Irina Khalip was detained together with her husband on December 20. At first they were kept in a pre-trial detention center of the Belarus State Security Service but later Khalip was put under house arrest so that she could take care of her 4-year-old son.

Khalip said after the court session on Monday that she would appeal the sentence. “First of all I will write a letter to my husband, I will then order professional cleaning of my apartment where security officers remained for three months, change all locks because the keys were changing hands like a village during the civil war and only then will I deal with the sentence appeal,” she told RIA Novosti news agency.
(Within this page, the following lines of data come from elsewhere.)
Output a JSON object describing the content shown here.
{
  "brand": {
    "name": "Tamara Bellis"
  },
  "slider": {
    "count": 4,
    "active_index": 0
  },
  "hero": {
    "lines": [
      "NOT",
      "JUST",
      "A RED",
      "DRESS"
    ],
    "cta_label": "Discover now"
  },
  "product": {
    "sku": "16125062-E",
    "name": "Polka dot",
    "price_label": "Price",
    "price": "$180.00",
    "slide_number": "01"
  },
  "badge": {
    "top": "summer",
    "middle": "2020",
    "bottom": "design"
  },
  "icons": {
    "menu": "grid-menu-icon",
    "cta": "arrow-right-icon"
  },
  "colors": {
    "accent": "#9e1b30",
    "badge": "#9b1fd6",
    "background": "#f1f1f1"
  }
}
She added that she will also protest the measures applied to her – both the imprisonment and the house arrest.  

In an interview with Interfax news agency, Khalip said that she considered herself a hostage of Belarusian authorities as the suspended sentence means she can be put in prison for any wrongdoing. At the same time, she said that she was sure that her husband would be released before the end of his five-year prison term and the authorities would use it as a PR stunt when seeking credit or food aid from Western countries.  She added that she considered her husband to be a national hero and that Sannikov’s election campaign was continuing.

The sentences to Khalip and Sannikov prompted a string of negative comments from journalists, rights activists and other public figures.

The international group Human Rights Watch said that the sentence to Khalip was politically motivated. “Without any doubt, the process was politically motivated and our position is that it is necessary to have an independent investigation of the December 19 events and their consequences," the head of the Moscow office of the organization told Interfax news agency. “All these sentences cause much grief. Unfortunately, Belarus continues the tendency of suppressing the free voices in the political and media space,” she added.

Dmitry Muratov, the Chief Editor of Novaya Gazeta, said that the sentence to the journalist was absolutely unjust even though it was relatively soft. “In any case, that means that the sentence was a conviction which is impossible according to the constitution. She was doing her journalistic duty and partially her duty as the spouse of one of Belarus’ presidential candidates,” Muratov said. He also agreed that the move had certain traits of a hostage-taking. “She cannot leave Minsk she must be home at 10pm and if she opens her mouth and writes something she will be in prison camps immediately,” the journalist said. 

Russian Foreign Ministry on Monday called upon Belarus authorities to fulfill their international obligations to observe the Human Rights. The ministry’s official spokesman said that the sentences to the participants of the December protests caused bewilderment and raised a number of questions.

So far, Belarus’ courts have sentenced 25 people to various punishments over the December 19 riots. Several people, including former presidential candidates Nikolai Statkevich, Dmitry Uss, Vladimir Neklyayev and Vitaly Rymashevskiy are still on trial.

One former candidate, Aleksei Mikhalevich, has fled the country and received political asylum in the Czech Republic.